Analytics critical during market woes

Jim Rice Uptake Headshot
Updated Aug 24, 2023

Fleet maintenance managers are facing all kinds of roadblocks right now. Labor shortages, supply chain problems, parts inventory price increases and unavailability of used vehicles are all wreaking havoc on their organizations. The impact is felt in everything from repair scheduling and on-time deliveries to driver retention, customer satisfaction and, ultimately, the bottom line.

Yet the greater problem isn’t the lack of parts, technicians, or even inflation. It’s strategy. Managers must somehow extend the life and uptime of current equipment—which means they need to find a way to become increasingly efficient at prioritizing and scheduling maintenance, even for issues that have yet to be identified.

New solutions needed
Maintenance strategy begins by focusing on a critical fleet metric: vehicle utilization. While vehicle availability is important, utilization ensures that fleet assets are doing what they’re meant to do; namely, grow the business.

Availability is defined by how many vehicles are ready to run. Utilization, on the other hand, refers to how many vehicles are currently in operation and generating revenue. The more specific fleets can get in understanding their vehicle utilization by breaking it down by vehicle manufacturer, shop, or shop region, the better their understanding of how to optimize their maintenance activities to maximize income, retain drivers and keep customers happy.

What carriers need is a more strategic way to optimize uptime—and that includes identifying high-risk vehicles and prioritizing them for maintenance. A deeper approach to maintenance activity will tell maintenance managers how to:

â—Ź    Catch catastrophic failures before they cause derates and roadside breakdowns

â—Ź     Perform proactive repairs that eliminate more expensive repairs later

â—Ź     Plan around scheduled trips, bringing in at-risk vehicles between assignments

â—Ź     Bundle repairs for vehicles with multiple critical issues

â—Ź     Anticipate shortages of parts in order to source and acquire in advance

Putting Analytics to Work
Predictive analytics give fleet maintenance organizations the strategic answers they’re looking for. Moreover, the discipline goes beyond the advantages of preventive maintenance, further reducing unplanned repairs by identifying problems before they’re even evident.

In most larger operations that receive 300-400 fault code notifications a day, the standard procedure is to focus on the most imminent and acute issues. Predictive analytics, on the other hand, takes the entire list into account, day after day, to notify fleet managers of the most severe issues impacting trip readiness. Analytics have been proven to reduce roadside breakdowns, improve technician efficiency, reduce maintenance costs and increase vehicle uptime.

Most carriers have already made significant investments in technology that allow the quick adoption of predictive analytics. Electronic logging devices (ELDs) and other vehicle telematics provide huge volumes of vital information, as do computerized maintenance management systems (CMMSs). Terabytes of data are already in hand; what fleets need is a systematic way to leverage this treasure trove of information to ensure drivers stay on the road, instead of in the shop or by the roadside.

Modern predictive analytics solutions process data from various sources using pre-trained, highly accurate predictive models.
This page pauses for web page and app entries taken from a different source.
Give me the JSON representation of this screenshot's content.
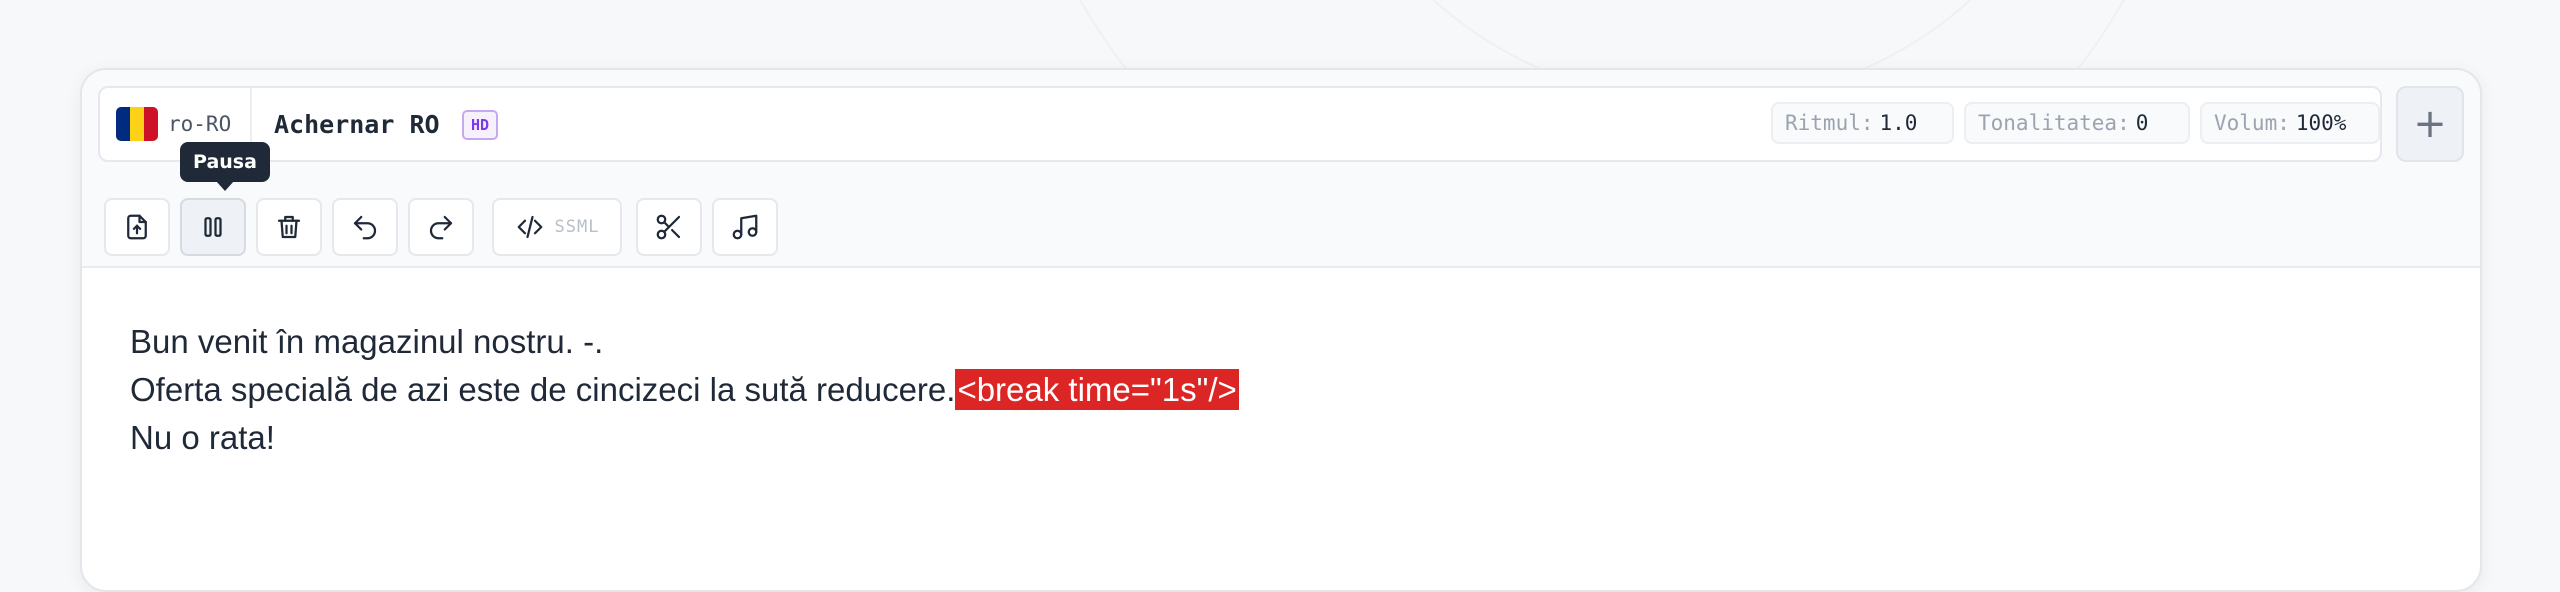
{
  "voice": {
    "language_code": "ro-RO",
    "flag_colors": [
      "#002B7F",
      "#FCD116",
      "#CE1126"
    ],
    "name": "Achernar RO",
    "quality_badge": "HD"
  },
  "params": {
    "rate": {
      "label": "Ritmul:",
      "value": "1.0"
    },
    "pitch": {
      "label": "Tonalitatea:",
      "value": "0"
    },
    "volume": {
      "label": "Volum:",
      "value": "100%"
    }
  },
  "add_label": "+",
  "toolbar": {
    "tooltip": "Pausa",
    "ssml_label": "SSML",
    "icons": [
      "upload-icon",
      "pause-icon",
      "trash-icon",
      "undo-icon",
      "redo-icon",
      "code-icon",
      "scissors-icon",
      "music-icon"
    ]
  },
  "editor": {
    "lines": [
      {
        "text": "Bun venit în magazinul nostru. -.",
        "tag": ""
      },
      {
        "text": "Oferta specială de azi este de cincizeci la sută reducere.",
        "tag": "<break time=\"1s\"/>"
      },
      {
        "text": "Nu o rata!",
        "tag": ""
      }
    ],
    "tag_color": "#dc2626"
  }
}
Results are integrated with the fleet’s work order management system, enabling managers and technicians to make intelligent future decisions within the course of normal operations.

Maintenance organizations are often shocked to witness just how on-target predictive analytics can be. Modern fleets simply can’t function on systems that are only partially  accurate, so predictive solutions meet a high standard for correctly identifying future problems. Over time, analytics can reveal upcoming failures, broken out by individual components so fleets gain a remarkably spot-on picture of vehicle health.

Quick ROI
Implementing a predictive maintenance analytics system like Uptake Fleet can happen not in months, but in a few weeks or even days. The best way to begin is with a trial. Systems are easy to set up; all that’s required is a data feed from the vehicles and some historical information. Soon the system will provide insights for individual trucks as well as more general insights based on year, make, and model. Moreover, predictive maintenance systems speak the language of technicians, making adoption curves quick and easy.

Carriers are experiencing more bumps in the road today than they have in decades. A predictive solution can not only minimize the operational debris, but also clear the road ahead. Maintenance organizations need a better approach to overcoming the issues they face—and analytics have the ability to keep rigs, as well as the businesses that operate them, on the roll.

Jim Rice is president of Uptake, an industrial analytics platform that delivers products to major industries to increase productivity, security, safety and reliability.